Emerson pressure-reducing regulator boosts hydrogen fuel cell performance
An exclusive pressure-reducing regulator from Emerson has been made available for use in commercial hydrogen fuel cell vehicles.
The TESCOM HV-3500 Hydrogen Onboard Regulator supplies consistent pressure and constant hydrogen fuel supply to fuel cells throughout the complete spectrum of vehicle operating circumstances, including acceleration, deceleration, halting, and idling. It features a dual stage and proprietary active seal design.
Increased fuel efficiency and longer fuel cell life are benefits of stable pressure. The HV-3500’s dependable fuel pressure enables drivers to travel further between fill-ups and reduces the possibility of downstream overpressurization, which might lead to leaks, lost fuel, and potential emissions. For the HV-3500 to be in conformity with EC79 criteria for pressure regulators used in hydrogen cars, it has to be designed, engineered, and independently tested.
The constant pressure the HV-3500 offers also lowers maintenance frequency while increasing fuel cell performance and total energy efficiency. The regulator increases fuel cell durability by supplying positive high-pressure fuel shutoff of hydrogen in automobiles under various driving and operating circumstances.
Cummins maintaining solutions for commercial vehicle customers
A wide range of technologies are being investigated by the global trucking sector to reduce pollution. The headlines have been dominated by battery electric and hydrogen fuel cell systems, but there is still room for alternatives like natural gas or the hydrogen internal combustion engine (ICE) along the road.
Engine expert Cummins is keeping a close eye on industry changes and maintaining a variety of alternatives for its clients who purchase commercial vehicles. While the supplier adopts a powertrain-neutral strategy for reducing emissions, Jim Nebergall, General Manager of the Hydrogen Engine Business, is responsible for leading its global efforts to explicitly commercialize hydrogen-fueled ICE
DOE invites Port of Corpus Christi to advance hydrogen hub proposal
The Port of Corpus Christi Authority has been urged by the US Department of Energy (DOE) Office of Clean Energy Demonstration to submit a complete application for its Horizons Clean Hydrogen Hub (HCH2) through the Regional Clean Hydrogen Hubs Program.
The Port of Corpus Christi is the main applicant for the HCH2 and the connecting element between each of the roughly twenty separate clean hydrogen production projects in the proposed Hub because it is a landlord port authority and the owner of the most improved, most effective ship channel on the US Gulf Coast. Around 30 private sector team members are identified as owners, developers and/or operators, offtakers, and end users of various hydrogen value chain projects and supporting infrastructure in the HCH2 Concept Paper, which was submitted to the DOE on November 7.

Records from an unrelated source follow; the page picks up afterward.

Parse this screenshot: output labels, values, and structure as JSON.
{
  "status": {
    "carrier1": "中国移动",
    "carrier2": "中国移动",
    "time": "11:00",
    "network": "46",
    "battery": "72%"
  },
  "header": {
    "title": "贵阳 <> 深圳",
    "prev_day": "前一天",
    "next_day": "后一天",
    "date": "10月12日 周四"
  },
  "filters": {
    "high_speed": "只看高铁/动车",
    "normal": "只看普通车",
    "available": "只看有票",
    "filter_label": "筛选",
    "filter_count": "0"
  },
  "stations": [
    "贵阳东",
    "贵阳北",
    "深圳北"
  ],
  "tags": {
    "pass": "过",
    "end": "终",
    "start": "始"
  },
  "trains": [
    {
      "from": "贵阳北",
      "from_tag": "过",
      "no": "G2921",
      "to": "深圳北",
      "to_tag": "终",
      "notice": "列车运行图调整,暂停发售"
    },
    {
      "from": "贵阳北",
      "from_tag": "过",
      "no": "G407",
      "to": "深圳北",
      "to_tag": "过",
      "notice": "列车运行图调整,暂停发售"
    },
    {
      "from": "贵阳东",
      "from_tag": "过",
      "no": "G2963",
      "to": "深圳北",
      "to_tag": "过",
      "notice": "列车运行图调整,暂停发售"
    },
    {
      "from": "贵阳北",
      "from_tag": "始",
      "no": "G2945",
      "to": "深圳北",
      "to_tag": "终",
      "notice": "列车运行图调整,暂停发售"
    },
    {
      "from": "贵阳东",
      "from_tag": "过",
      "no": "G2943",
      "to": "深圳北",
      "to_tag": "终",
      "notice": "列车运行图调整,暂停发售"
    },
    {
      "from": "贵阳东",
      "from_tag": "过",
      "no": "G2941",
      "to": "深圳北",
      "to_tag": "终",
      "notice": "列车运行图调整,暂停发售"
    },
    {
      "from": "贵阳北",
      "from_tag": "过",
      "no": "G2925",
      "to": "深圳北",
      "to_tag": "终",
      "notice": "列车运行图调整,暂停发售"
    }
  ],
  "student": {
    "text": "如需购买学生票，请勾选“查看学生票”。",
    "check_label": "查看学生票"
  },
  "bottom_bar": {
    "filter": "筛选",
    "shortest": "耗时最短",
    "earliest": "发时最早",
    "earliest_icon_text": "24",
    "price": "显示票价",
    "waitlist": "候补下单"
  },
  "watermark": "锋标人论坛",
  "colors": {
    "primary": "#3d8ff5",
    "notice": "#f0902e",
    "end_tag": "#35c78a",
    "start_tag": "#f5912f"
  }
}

Hydrogen is already used in some refinery activities close to the Port of Corpus Christi, and a number of other businesses may switch to hydrogen as a low-carbon substitute for natural gas to power their operations. The 110 miles of current hydrogen pipes in the area will be used by HCH2 projects to transport hydrogen, as well as being expanded. Hydrogen will most likely be converted into ammonia, a bigger, more stable molecule that may either be used directly as an energy source or processed to produce free hydrogen, as it is being exported from the Hub by rail or ship.
By virtue of a common carrier, connective infrastructure, HCH2 will link large-scale clean hydrogen generation in the West South-Central U.S. with domestic, extra-regional, and worldwide end customers. This will reduce risk and speed up a number of projects. Three rounds of deployment for HCH2 are planned, with maturity times staggered to meet both current and future demand. The project developers in the HCH2 include a mix of stalwarts of the energy industry, such as longtime Port clients and well-funded start-ups that the Port has approved.